YOUR ASSIGNMENT:
Would you repeat the listing below verbatim and drop the images?
(RECORDS FOR THE EXERCISE Opens)
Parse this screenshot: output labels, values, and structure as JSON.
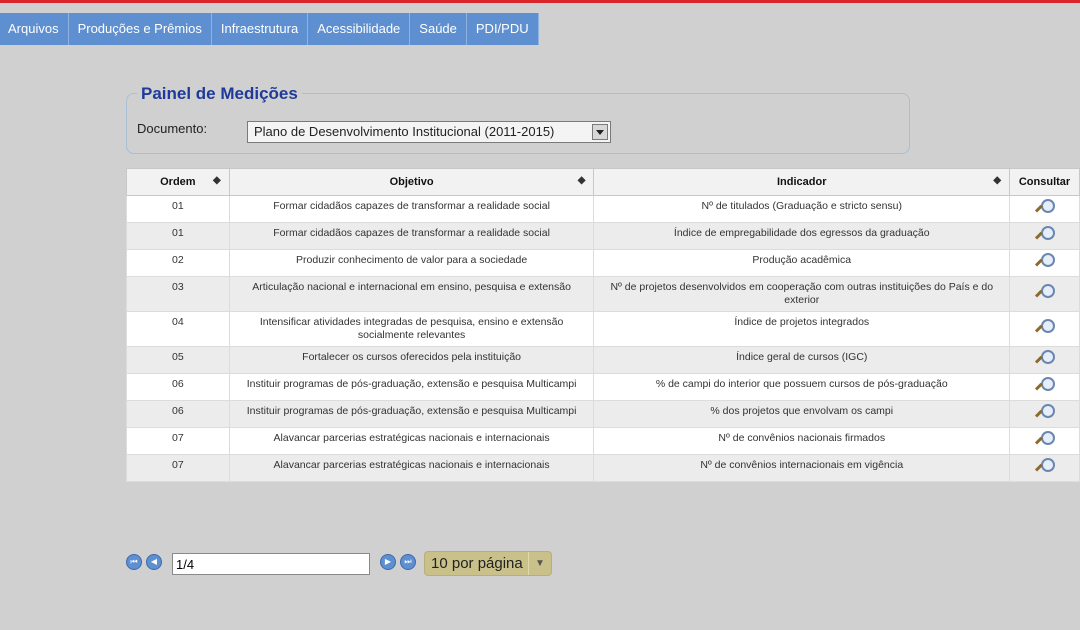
{
  "colors": {
    "accent": "#5e8fd1",
    "title": "#1f3a9a",
    "top_line": "#d8262b"
  },
  "nav": [
    "Arquivos",
    "Produções e Prêmios",
    "Infraestrutura",
    "Acessibilidade",
    "Saúde",
    "PDI/PDU"
  ],
  "panel": {
    "title": "Painel de Medições",
    "document_label": "Documento:",
    "document_value": "Plano de Desenvolvimento Institucional (2011-2015)"
  },
  "table": {
    "headers": {
      "ordem": "Ordem",
      "objetivo": "Objetivo",
      "indicador": "Indicador",
      "consultar": "Consultar"
    },
    "sort_icon": "sort-icon",
    "rows": [
      {
        "ordem": "01",
        "objetivo": "Formar cidadãos capazes de transformar a realidade social",
        "indicador": "Nº de titulados (Graduação e stricto sensu)"
      },
      {
        "ordem": "01",
        "objetivo": "Formar cidadãos capazes de transformar a realidade social",
        "indicador": "Índice de empregabilidade dos egressos da graduação"
      },
      {
        "ordem": "02",
        "objetivo": "Produzir conhecimento de valor para a sociedade",
        "indicador": "Produção acadêmica"
      },
      {
        "ordem": "03",
        "objetivo": "Articulação nacional e internacional em ensino, pesquisa e extensão",
        "indicador": "Nº de projetos desenvolvidos em cooperação com outras instituições do País e do exterior"
      },
      {
        "ordem": "04",
        "objetivo": "Intensificar atividades integradas de pesquisa, ensino e extensão socialmente relevantes",
        "indicador": "Índice de projetos integrados"
      },
      {
        "ordem": "05",
        "objetivo": "Fortalecer os cursos oferecidos pela instituição",
        "indicador": "Índice geral de cursos (IGC)"
      },
      {
        "ordem": "06",
        "objetivo": "Instituir programas de pós-graduação, extensão e pesquisa Multicampi",
        "indicador": "% de campi do interior que possuem cursos de pós-graduação"
      },
      {
        "ordem": "06",
        "objetivo": "Instituir programas de pós-graduação, extensão e pesquisa Multicampi",
        "indicador": "% dos projetos que envolvam os campi"
      },
      {
        "ordem": "07",
        "objetivo": "Alavancar parcerias estratégicas nacionais e internacionais",
        "indicador": "Nº de convênios nacionais firmados"
      },
      {
        "ordem": "07",
        "objetivo": "Alavancar parcerias estratégicas nacionais e internacionais",
        "indicador": "Nº de convênios internacionais em vigência"
      }
    ]
  },
  "pager": {
    "page_value": "1/4",
    "per_page": "10 por página"
  }
}
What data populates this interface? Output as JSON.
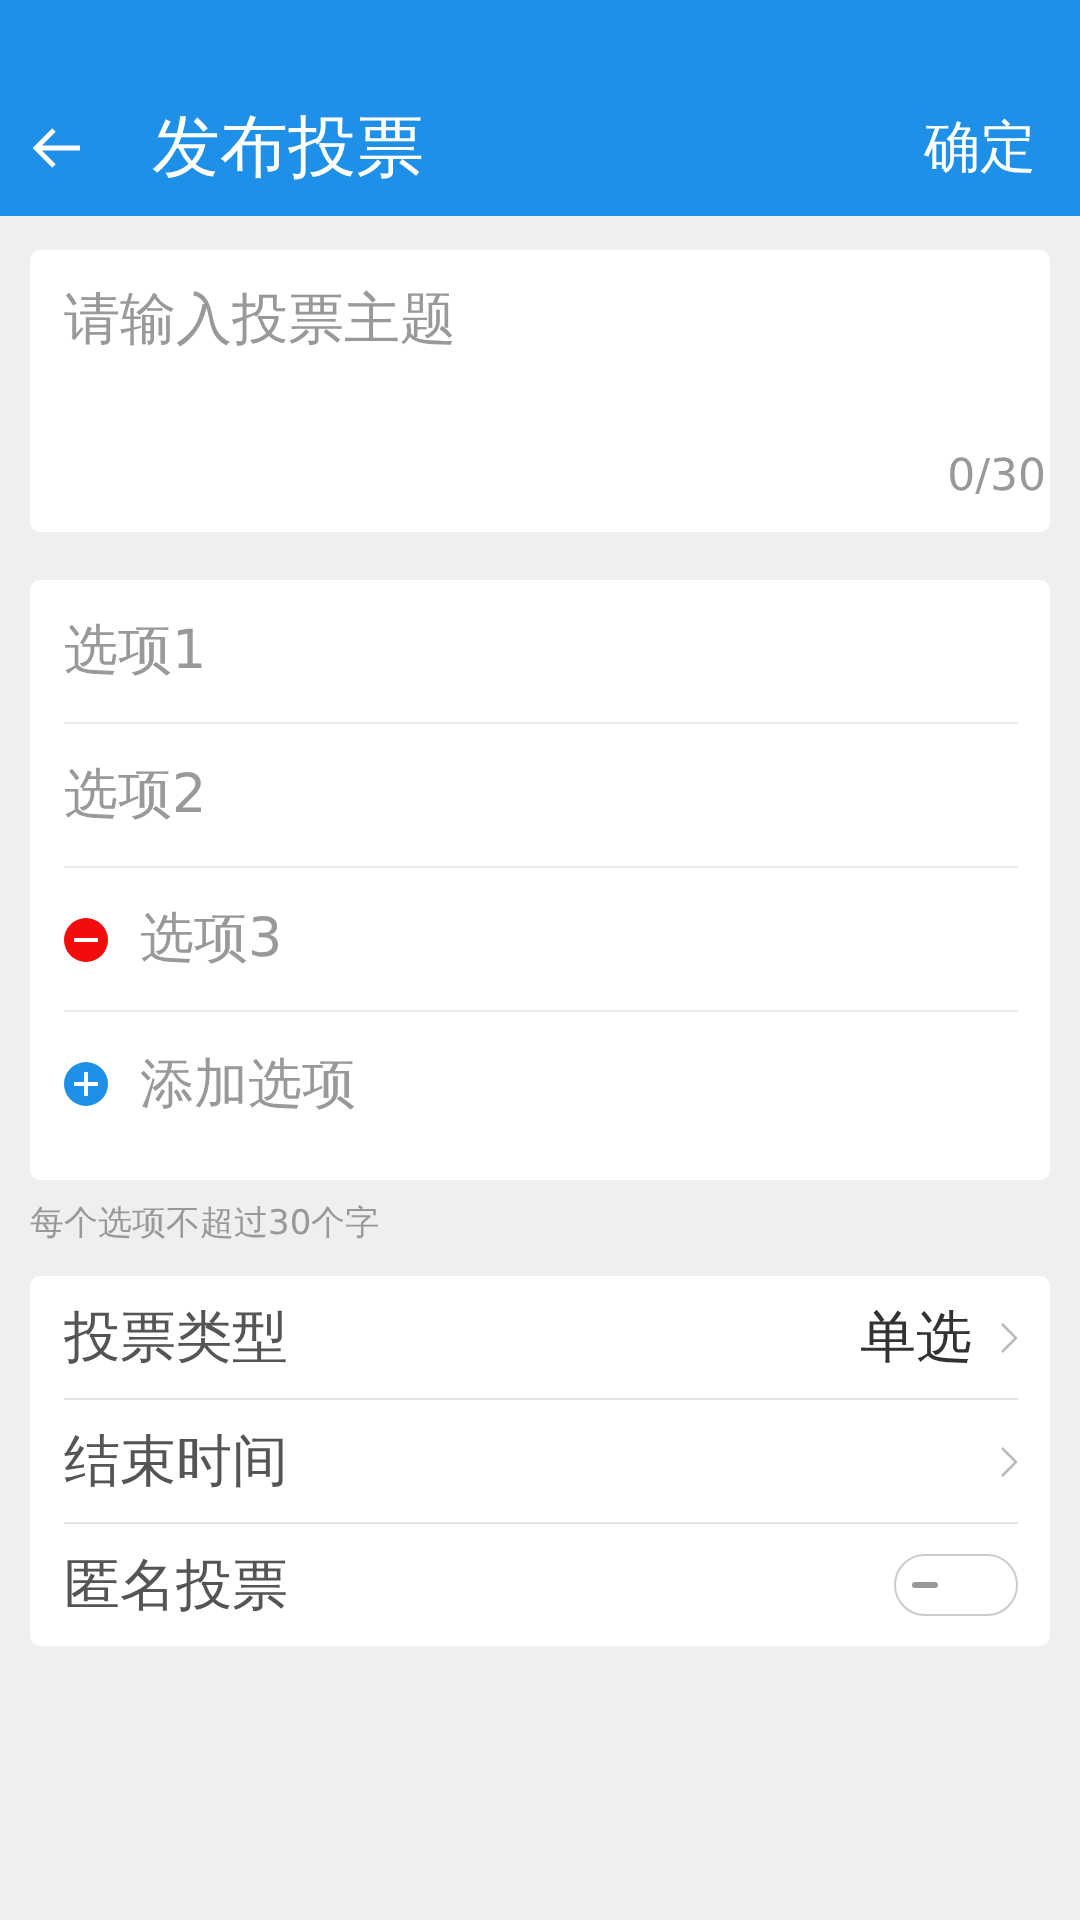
{
  "header": {
    "title": "发布投票",
    "confirm": "确定"
  },
  "topic": {
    "placeholder": "请输入投票主题",
    "counter": "0/30"
  },
  "options": [
    {
      "kind": "input",
      "placeholder": "选项1"
    },
    {
      "kind": "input",
      "placeholder": "选项2"
    },
    {
      "kind": "removable",
      "placeholder": "选项3"
    },
    {
      "kind": "add",
      "label": "添加选项"
    }
  ],
  "hint": "每个选项不超过30个字",
  "settings": [
    {
      "kind": "select",
      "label": "投票类型",
      "value": "单选"
    },
    {
      "kind": "picker",
      "label": "结束时间"
    },
    {
      "kind": "toggle",
      "label": "匿名投票",
      "on": false
    }
  ]
}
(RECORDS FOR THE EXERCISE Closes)
OUTPUT BELOW:
Parse this screenshot: output labels, values, and structure as JSON.
{
  "colors": {
    "accent": "#5e8fd1",
    "title": "#1f3a9a",
    "top_line": "#d8262b"
  },
  "nav": [
    "Arquivos",
    "Produções e Prêmios",
    "Infraestrutura",
    "Acessibilidade",
    "Saúde",
    "PDI/PDU"
  ],
  "panel": {
    "title": "Painel de Medições",
    "document_label": "Documento:",
    "document_value": "Plano de Desenvolvimento Institucional (2011-2015)"
  },
  "table": {
    "headers": {
      "ordem": "Ordem",
      "objetivo": "Objetivo",
      "indicador": "Indicador",
      "consultar": "Consultar"
    },
    "sort_icon": "sort-icon",
    "rows": [
      {
        "ordem": "01",
        "objetivo": "Formar cidadãos capazes de transformar a realidade social",
        "indicador": "Nº de titulados (Graduação e stricto sensu)"
      },
      {
        "ordem": "01",
        "objetivo": "Formar cidadãos capazes de transformar a realidade social",
        "indicador": "Índice de empregabilidade dos egressos da graduação"
      },
      {
        "ordem": "02",
        "objetivo": "Produzir conhecimento de valor para a sociedade",
        "indicador": "Produção acadêmica"
      },
      {
        "ordem": "03",
        "objetivo": "Articulação nacional e internacional em ensino, pesquisa e extensão",
        "indicador": "Nº de projetos desenvolvidos em cooperação com outras instituições do País e do exterior"
      },
      {
        "ordem": "04",
        "objetivo": "Intensificar atividades integradas de pesquisa, ensino e extensão socialmente relevantes",
        "indicador": "Índice de projetos integrados"
      },
      {
        "ordem": "05",
        "objetivo": "Fortalecer os cursos oferecidos pela instituição",
        "indicador": "Índice geral de cursos (IGC)"
      },
      {
        "ordem": "06",
        "objetivo": "Instituir programas de pós-graduação, extensão e pesquisa Multicampi",
        "indicador": "% de campi do interior que possuem cursos de pós-graduação"
      },
      {
        "ordem": "06",
        "objetivo": "Instituir programas de pós-graduação, extensão e pesquisa Multicampi",
        "indicador": "% dos projetos que envolvam os campi"
      },
      {
        "ordem": "07",
        "objetivo": "Alavancar parcerias estratégicas nacionais e internacionais",
        "indicador": "Nº de convênios nacionais firmados"
      },
      {
        "ordem": "07",
        "objetivo": "Alavancar parcerias estratégicas nacionais e internacionais",
        "indicador": "Nº de convênios internacionais em vigência"
      }
    ]
  },
  "pager": {
    "page_value": "1/4",
    "per_page": "10 por página"
  }
}
What data populates this interface? Output as JSON.
{
  "header": {
    "title": "发布投票",
    "confirm": "确定"
  },
  "topic": {
    "placeholder": "请输入投票主题",
    "counter": "0/30"
  },
  "options": [
    {
      "kind": "input",
      "placeholder": "选项1"
    },
    {
      "kind": "input",
      "placeholder": "选项2"
    },
    {
      "kind": "removable",
      "placeholder": "选项3"
    },
    {
      "kind": "add",
      "label": "添加选项"
    }
  ],
  "hint": "每个选项不超过30个字",
  "settings": [
    {
      "kind": "select",
      "label": "投票类型",
      "value": "单选"
    },
    {
      "kind": "picker",
      "label": "结束时间"
    },
    {
      "kind": "toggle",
      "label": "匿名投票",
      "on": false
    }
  ]
}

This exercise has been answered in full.